**Supplied data**:

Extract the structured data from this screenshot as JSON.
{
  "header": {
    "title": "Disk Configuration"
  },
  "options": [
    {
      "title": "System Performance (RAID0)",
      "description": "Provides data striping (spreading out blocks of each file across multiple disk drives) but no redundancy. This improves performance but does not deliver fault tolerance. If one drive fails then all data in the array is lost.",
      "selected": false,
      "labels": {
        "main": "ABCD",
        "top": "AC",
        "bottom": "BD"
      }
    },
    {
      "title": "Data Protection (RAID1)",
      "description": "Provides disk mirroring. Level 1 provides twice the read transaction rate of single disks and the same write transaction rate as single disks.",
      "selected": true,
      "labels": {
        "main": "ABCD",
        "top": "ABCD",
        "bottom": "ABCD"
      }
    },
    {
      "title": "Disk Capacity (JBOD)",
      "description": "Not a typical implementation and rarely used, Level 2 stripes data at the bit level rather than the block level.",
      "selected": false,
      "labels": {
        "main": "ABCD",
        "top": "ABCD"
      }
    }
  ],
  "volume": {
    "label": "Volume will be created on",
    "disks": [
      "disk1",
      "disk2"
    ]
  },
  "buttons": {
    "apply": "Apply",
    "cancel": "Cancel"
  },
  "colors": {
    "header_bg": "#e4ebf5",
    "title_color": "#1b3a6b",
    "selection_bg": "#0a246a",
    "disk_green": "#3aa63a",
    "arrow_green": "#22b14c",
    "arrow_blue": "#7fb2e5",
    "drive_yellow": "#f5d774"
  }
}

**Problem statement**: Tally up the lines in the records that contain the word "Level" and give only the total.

**Response for this exercise**: 2